Posted May 14th 2008 7:36PM by JJ Cooper
Filed under: Steelers, AFC North, Pittsburgh
Back when the Jaguars were establishing themselves, it sometimes seemed like they were copying the Steelers. They emphasized line play and a power running game, they swiped away Steelers Pro Bowlers Leon Searcy and Carnell Lake in free agency, and seemingly every year they would snag a waived Steeler just before a key Jaguars-Steelers game.
Now Pittsburgh is returning the favor.
After watching the Jaguars' two-headed monster of a running game run over the Steelers three times in this past two years, the Steelers decided they needed a combo-pack of their own. The Steelers haven't added teal to the team colors of black and gold, but if everything goes right, Rashard Mendenhall and Willie Parker will give the Steelers a pair of backs like Fred Taylor and Maurice Jones-Drew.
By drafting Mendehall, Pittsburgh not only has an effective backup to Willie Parker, they also have a back who hopefully will allow Parker to avoid the "stuffed for no gain" carries that have been as much a part of his career as the 40+-yard scamper.
The best case scenario for the Steelers is that the addition of Mendenhall will work just as adding Jones-Drew did for the Jaguars--by taking carries off of Fred Taylor, it ended up making him a better back.
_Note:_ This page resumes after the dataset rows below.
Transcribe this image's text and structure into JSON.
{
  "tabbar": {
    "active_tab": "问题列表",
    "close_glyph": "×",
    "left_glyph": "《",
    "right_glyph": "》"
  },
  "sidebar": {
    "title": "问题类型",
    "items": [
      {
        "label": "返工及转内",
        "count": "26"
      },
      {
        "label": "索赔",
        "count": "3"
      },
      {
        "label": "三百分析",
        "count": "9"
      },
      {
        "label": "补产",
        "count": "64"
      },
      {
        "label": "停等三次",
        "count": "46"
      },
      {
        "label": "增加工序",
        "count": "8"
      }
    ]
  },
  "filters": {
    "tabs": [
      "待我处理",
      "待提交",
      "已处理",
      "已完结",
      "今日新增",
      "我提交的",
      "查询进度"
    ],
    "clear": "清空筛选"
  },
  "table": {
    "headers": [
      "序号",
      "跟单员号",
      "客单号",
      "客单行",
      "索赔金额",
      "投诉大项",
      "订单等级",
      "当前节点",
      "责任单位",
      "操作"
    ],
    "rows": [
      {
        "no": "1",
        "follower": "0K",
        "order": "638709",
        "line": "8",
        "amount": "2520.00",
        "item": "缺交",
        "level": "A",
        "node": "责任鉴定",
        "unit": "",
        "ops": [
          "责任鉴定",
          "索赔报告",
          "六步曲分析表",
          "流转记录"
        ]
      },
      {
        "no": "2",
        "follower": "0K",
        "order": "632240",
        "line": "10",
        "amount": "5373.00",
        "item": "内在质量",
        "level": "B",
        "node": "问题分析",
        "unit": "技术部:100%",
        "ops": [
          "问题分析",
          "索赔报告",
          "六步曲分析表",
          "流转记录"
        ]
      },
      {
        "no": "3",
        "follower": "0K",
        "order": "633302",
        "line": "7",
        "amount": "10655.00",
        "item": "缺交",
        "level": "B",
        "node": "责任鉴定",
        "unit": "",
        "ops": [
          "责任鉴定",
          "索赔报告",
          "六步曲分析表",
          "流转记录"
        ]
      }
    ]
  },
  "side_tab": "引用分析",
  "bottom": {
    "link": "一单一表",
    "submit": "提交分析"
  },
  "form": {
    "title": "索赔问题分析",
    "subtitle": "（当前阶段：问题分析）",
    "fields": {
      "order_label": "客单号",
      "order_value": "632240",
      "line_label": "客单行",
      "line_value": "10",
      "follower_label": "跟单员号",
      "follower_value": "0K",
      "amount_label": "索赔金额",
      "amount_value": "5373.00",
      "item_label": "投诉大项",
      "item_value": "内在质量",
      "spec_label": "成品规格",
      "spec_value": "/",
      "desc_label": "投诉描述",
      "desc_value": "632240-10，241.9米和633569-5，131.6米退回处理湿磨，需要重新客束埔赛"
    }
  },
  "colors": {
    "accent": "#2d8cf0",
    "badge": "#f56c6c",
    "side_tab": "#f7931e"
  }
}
Taylor is bigger than Willie Parker, but both of them are big-play threats. In Taylor's case, adding Jones-Drew to take some of the pounding between the tackles has helped extend his career.
It's not like Taylor was washed up when the Jaguars drafted Jones-Drew, but it would have been hard to imagine that they would share the carries as effectively as they have.
Before Jones-Drew arrived, Taylor averaged around 290 carries a year, when he survived a full season--he'd missed at least two games in six of his first eight seasons. Now when he was healthy, he was usually one of the better backs in the league, but he's been better since Jones-Drew arrived. Taylor's carries per game have dropped from 18.4 to 15.2. His production, however, has barely diminished. He's rushed for more than 1,100 yards in each of the past two seasons, and has set career highs for yards per carry in each of the past two seasons.
When Parker farmed out the tough inside yards to Jerome Bettis in 2005, he averaged a sparkling 4.7 yards per carry. In the two years since as Parker's carries have gone up, he's watched his yards per carry dip to 4.4 (2006) and 4.1 (2007). Hopefully adding Mendenhall should get that trend headed back in the right direction in 2008.
Since Jones-Drew joined the team in 2006, Taylor has put together two of the best seasons of his career, even though he's on the wrong side of 30. He's topped 5.0 yards per carry in 2006 and 2007, something he had never done before, and he's still scoring just as many touchdowns as he did before Jones-Drew arrived.
Now Mendenhall can do the same thing for Parker. Parker may finish next season with a few less yards than he had in 2007, but he should be more productive on a per-carry basis. And hopefully it will add a couple of years to the end of his career as well.